**Problem details:**
Where an image occurs, skip it and print the rest of the records verbatim.

**The data:**
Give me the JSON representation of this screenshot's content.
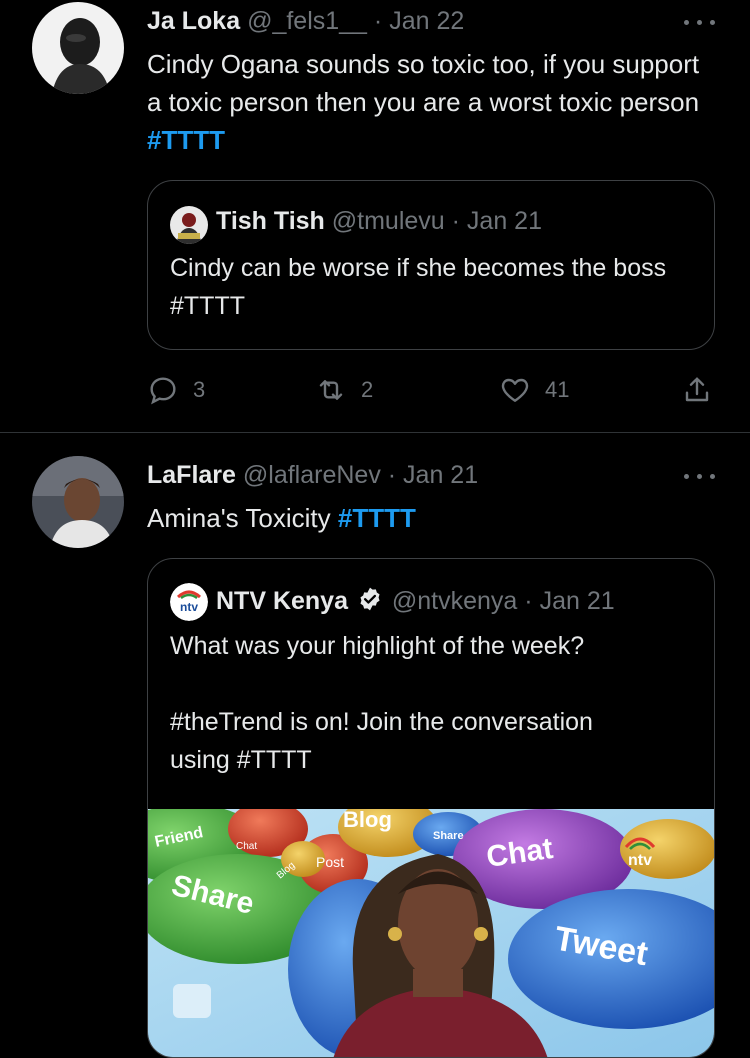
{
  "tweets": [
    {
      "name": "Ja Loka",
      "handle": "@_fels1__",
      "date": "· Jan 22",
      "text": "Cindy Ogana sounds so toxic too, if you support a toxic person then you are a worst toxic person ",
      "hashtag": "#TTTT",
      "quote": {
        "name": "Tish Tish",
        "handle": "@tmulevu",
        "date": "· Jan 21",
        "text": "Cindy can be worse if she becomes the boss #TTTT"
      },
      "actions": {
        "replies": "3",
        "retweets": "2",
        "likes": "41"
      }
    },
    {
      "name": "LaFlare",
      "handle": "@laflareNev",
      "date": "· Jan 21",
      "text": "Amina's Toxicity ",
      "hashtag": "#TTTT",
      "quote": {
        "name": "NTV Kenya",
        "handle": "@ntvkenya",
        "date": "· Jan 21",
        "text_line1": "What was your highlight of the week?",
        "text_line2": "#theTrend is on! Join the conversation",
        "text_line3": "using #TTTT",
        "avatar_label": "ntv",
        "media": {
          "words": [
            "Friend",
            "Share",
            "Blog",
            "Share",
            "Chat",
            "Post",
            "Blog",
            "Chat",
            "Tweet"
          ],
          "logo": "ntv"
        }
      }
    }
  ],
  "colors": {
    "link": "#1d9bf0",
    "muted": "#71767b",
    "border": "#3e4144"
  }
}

**Output for this exercise:**
Give me the JSON representation of this screenshot's content.
{
  "tweets": [
    {
      "name": "Ja Loka",
      "handle": "@_fels1__",
      "date": "· Jan 22",
      "text": "Cindy Ogana sounds so toxic too, if you support a toxic person then you are a worst toxic person ",
      "hashtag": "#TTTT",
      "quote": {
        "name": "Tish Tish",
        "handle": "@tmulevu",
        "date": "· Jan 21",
        "text": "Cindy can be worse if she becomes the boss #TTTT"
      },
      "actions": {
        "replies": "3",
        "retweets": "2",
        "likes": "41"
      }
    },
    {
      "name": "LaFlare",
      "handle": "@laflareNev",
      "date": "· Jan 21",
      "text": "Amina's Toxicity ",
      "hashtag": "#TTTT",
      "quote": {
        "name": "NTV Kenya",
        "handle": "@ntvkenya",
        "date": "· Jan 21",
        "text_line1": "What was your highlight of the week?",
        "text_line2": "#theTrend is on! Join the conversation",
        "text_line3": "using #TTTT",
        "avatar_label": "ntv",
        "media": {
          "words": [
            "Friend",
            "Share",
            "Blog",
            "Share",
            "Chat",
            "Post",
            "Blog",
            "Chat",
            "Tweet"
          ],
          "logo": "ntv"
        }
      }
    }
  ],
  "colors": {
    "link": "#1d9bf0",
    "muted": "#71767b",
    "border": "#3e4144"
  }
}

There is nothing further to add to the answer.